But it is the firm's lower-profile asset management division
that has been winning investors' interest of late. The division
has quietly quadrupled its assets under management from $40
billion at the end of 2008 to $164 billion at the end of
September and now represents the lion's share of its parent's
$190 billion in assets under management.
Notably, investors poured more than $4.6 billion into
Guggenheim's signature bond funds and exchange-traded funds in
2013 - the same period when they were draining more than $44
billion out of bond funds from Pacific Investment Management Co
(PIMCO), the firm known for its fixed income expertise,
according to Morningstar data.
Now Guggenheim Partners is looking to Europe to continue
fueling its growth, which may result in additional products for
asset management clients looking to diversify outside of U.S.
fixed income as interest rates are expected to rise.
Guggenheim Partners this month opened a London office
focused on real estate investing and plans to expand its direct
lending to middle market companies in Europe. While both efforts
stem from opportunities the parent company sees to grow outside
of asset management, it could result in products for fund
investors looking for alternatives outside of the U.S.,
Ultimately, Guggenheim wants to boost its profile with
retail investors, which makes up about 25 percent of its
"We used to joke that we were the best kept secret in the
investment management business," Scott Minerd, chief investment
officer of the firm, told Reuters in an interview. "That is what
we are trying to change."
ATYPICAL BOND FUNDS
Guggenheim, with a fixed-income specialty, has won
investors in a challenging bond environment because it
specializes in funds that invest in either niches of the market,
like bank loans, or have the ability to invest across several
fixed income sectors. These funds are believed to better
withstand the rising interest environment the Federal Reserve is

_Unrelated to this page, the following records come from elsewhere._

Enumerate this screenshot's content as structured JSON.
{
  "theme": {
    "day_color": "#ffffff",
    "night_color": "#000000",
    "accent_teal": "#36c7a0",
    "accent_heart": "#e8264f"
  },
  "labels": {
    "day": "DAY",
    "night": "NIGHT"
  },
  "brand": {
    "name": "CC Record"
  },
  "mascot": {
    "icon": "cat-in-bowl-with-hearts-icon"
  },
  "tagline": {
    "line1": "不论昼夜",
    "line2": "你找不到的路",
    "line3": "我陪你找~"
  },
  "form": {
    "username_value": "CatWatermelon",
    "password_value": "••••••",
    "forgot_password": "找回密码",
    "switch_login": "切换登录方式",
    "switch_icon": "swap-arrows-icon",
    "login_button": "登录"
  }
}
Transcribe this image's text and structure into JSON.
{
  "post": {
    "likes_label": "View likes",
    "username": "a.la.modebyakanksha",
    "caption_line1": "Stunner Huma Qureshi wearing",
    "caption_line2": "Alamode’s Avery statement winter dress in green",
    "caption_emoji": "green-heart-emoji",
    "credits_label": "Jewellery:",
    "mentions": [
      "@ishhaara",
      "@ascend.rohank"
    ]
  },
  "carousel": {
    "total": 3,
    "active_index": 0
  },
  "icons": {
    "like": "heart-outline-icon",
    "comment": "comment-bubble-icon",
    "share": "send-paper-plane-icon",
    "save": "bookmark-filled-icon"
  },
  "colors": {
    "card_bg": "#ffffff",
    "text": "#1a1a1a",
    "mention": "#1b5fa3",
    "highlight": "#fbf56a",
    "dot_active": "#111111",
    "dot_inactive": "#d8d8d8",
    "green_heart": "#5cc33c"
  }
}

expected to usher in than core fixed income funds.
U.S. investors are expected to move $1 trillion away from
core fixed income strategies into areas like floating-rate
instruments and multi-currency portfolios, according to Casey
Quirk & Associates, a Darien, Connecticut-based consultant to
Guggenheim's most popular bond fund, the Guggenheim Floating
Rate Strategies Fund, attracted $864 million in the
first 11 months of 2013.
Minerd recognizes that Guggenheim shares the challenge that
many fixed income fund managers face today in that the booming
equity markets have grabbed investors' attention.
Though the Guggenheim name might have resonance - the firm
started as a private office managing the fortune of the famous
family that endowed the New York art museum - it doesn't have
the brand power that PIMCO does, nor does it have a talking head
with the star power of PIMCO's co-chief investment officer, Bill
Gross. That could hold the company back.
"Guggenheim has really made a good name for itself on
obscure, off the run sectors," said one former employee who
wished to remain anonymous. "(But) it's hard to commercialize
and in this business you really need a signature product."
Minerd said that the firm's jump in assets under management
is proof, however, that investors are aware of its funds'
While Guggenheim's ambitions in Europe go beyond asset
management, the firm's added capabilities may help that business
Because Guggenheim has its hand in so many different
businesses, ranging from asset management to private equity, it
can build products around these two new businesses as it sees
fit, said Todd Boehly, president of Guggenheim Partners.
So, for example, if there is an opportunity to create a fund
leveraging its real estate investing expertise out of London,
the firm can do so, but it can also bring an investment
opportunity to its private equity clients, he said.
Guggenheim also plans to buy at least some of its growth in
Europe, both in asset management as well as other areas.
So far, the firm has been daunted on at least two deals: It
lost an October bid for Lloyds Bank's fund management arm
Scottish Widows, according to people familiar with the deal.
Aberdeen Asset Management ended up winning that business for 660
million pounds ($1.1 billion). The firm also saw a 2012 deal to
buy Deutsche Bank's AG 's asset management business
for 1.4 billion euros ($1.81 billion) fall apart.
And the European asset management space is becoming
increasingly crowded as more U.S. firms look to grow there,
particularly in the fixed income space, said Yariv Itah, a
partner at Casey Quirk.
But Guggenheim remains undeterred. "I think that a number of
the banks in Europe are going to be under capital pressure and
will be looking to potentially sell their asset management
businesses and I think we will look at them," Minerd said.